Make sure the room you are in sounds good to begin with. Check for any echo sounds. If your space is too "live"-sounding, maybe consider picking another room. Many people think they sound great in their bathroom, but that much echo might be too much echo for a live stream.
When in doubt, soft surfaces and a "dead" sound is always a good choice. Maybe set up on a carpet or go into a room with heavy curtains. Plants and soft furniture can also help eliminate bad sound reflections.
We recommend having your setup in a room that can be easily isolated from other noise and people. A desk or standing setup is preferable to a couch. To ensure a solid internet connection you should try to plug directly into your router.
People often think that the closer the microphone is to the source, the better the sound will be. But generally, this isn't the case. Often when you move a microphone closer to an instrument, the amount of bass in the recording will increase, sometimes so much so that the sound is muffled and inaudible. If you have that problem, experiment with moving the microphone farther away, as opposed to closer.

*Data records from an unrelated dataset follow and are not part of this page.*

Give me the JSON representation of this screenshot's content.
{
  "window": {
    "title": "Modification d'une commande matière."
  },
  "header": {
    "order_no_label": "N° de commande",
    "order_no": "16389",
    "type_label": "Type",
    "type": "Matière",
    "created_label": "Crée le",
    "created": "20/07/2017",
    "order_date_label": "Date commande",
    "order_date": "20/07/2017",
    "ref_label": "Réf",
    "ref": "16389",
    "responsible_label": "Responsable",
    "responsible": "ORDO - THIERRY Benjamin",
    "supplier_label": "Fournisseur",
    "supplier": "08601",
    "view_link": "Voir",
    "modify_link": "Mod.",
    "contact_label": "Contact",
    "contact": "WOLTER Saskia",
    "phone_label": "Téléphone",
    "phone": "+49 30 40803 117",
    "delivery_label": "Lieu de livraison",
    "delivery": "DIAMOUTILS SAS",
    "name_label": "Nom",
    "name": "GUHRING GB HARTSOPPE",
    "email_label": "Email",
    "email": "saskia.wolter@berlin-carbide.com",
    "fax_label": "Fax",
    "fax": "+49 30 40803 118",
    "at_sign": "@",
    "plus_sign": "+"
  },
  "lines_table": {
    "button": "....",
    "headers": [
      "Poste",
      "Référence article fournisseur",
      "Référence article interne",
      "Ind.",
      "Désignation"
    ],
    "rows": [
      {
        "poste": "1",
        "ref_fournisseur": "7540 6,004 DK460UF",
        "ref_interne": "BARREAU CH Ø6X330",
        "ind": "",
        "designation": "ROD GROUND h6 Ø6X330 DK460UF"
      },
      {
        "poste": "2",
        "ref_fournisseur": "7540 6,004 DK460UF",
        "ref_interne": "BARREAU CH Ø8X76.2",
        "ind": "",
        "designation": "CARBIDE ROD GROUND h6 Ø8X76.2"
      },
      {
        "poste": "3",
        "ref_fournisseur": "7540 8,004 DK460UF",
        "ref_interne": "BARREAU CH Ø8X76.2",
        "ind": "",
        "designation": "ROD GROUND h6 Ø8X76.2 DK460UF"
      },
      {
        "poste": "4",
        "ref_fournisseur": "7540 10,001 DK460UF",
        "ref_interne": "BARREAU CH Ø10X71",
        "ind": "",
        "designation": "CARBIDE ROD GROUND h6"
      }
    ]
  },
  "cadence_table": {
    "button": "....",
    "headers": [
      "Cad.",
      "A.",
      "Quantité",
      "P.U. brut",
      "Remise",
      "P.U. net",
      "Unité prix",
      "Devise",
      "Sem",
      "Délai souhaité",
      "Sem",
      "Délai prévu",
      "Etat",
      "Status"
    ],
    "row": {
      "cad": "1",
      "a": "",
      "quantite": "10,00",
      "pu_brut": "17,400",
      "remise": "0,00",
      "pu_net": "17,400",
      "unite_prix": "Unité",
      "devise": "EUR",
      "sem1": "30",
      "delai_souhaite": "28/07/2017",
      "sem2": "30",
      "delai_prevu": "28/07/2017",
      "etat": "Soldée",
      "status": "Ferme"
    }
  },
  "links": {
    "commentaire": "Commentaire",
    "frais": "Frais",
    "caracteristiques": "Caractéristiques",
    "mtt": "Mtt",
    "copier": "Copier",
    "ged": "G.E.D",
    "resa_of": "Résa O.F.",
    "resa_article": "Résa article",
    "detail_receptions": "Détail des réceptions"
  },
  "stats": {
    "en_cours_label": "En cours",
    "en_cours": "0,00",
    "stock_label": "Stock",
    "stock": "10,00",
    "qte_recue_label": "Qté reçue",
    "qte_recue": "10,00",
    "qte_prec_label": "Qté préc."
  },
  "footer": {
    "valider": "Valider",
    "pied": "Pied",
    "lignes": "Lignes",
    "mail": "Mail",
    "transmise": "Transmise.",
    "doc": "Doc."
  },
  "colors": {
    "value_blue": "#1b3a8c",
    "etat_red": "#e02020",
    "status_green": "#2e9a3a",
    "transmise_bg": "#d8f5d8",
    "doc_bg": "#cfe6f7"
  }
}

If you are only using one microphone or just the microphone on your computer or phone, give some thought to where that microphone is placed. Can you adjust it to be in a place that picks up your instrument and voice at equal levels? A slight move up or down can make all the difference.
Experiment offline. Find the best-sounding spot in your home by making test recordings and listening back to them before going live. Once you find that sweet spot, try to find the best microphone placement, record again and listen back.
The sound check will be your time to make sure you sound your best, and, most importantly, it will give you time to feel comfortable performing before you go live.
We recommend broadcasting live for a minimum of 2 hours per broadcast. We find that broadcasts do not hit their peak for 15-20 minutes, meaning short broadcasts tend to not hit their stride and total possible audience.
Your set design is yet another opportunity to showcase your creativity as an artist. Since a live stream is as much a visual experience as it is about audio, put some thought into how you, your equipment and your studio appear on camera.
Hang up some art, put up curtains, or use a special filter on your camera to add virtual animations.
Make sure your camera angle is set up to give a full view of yourself and at least a partial snapshot of your equipment or instrument if you use any.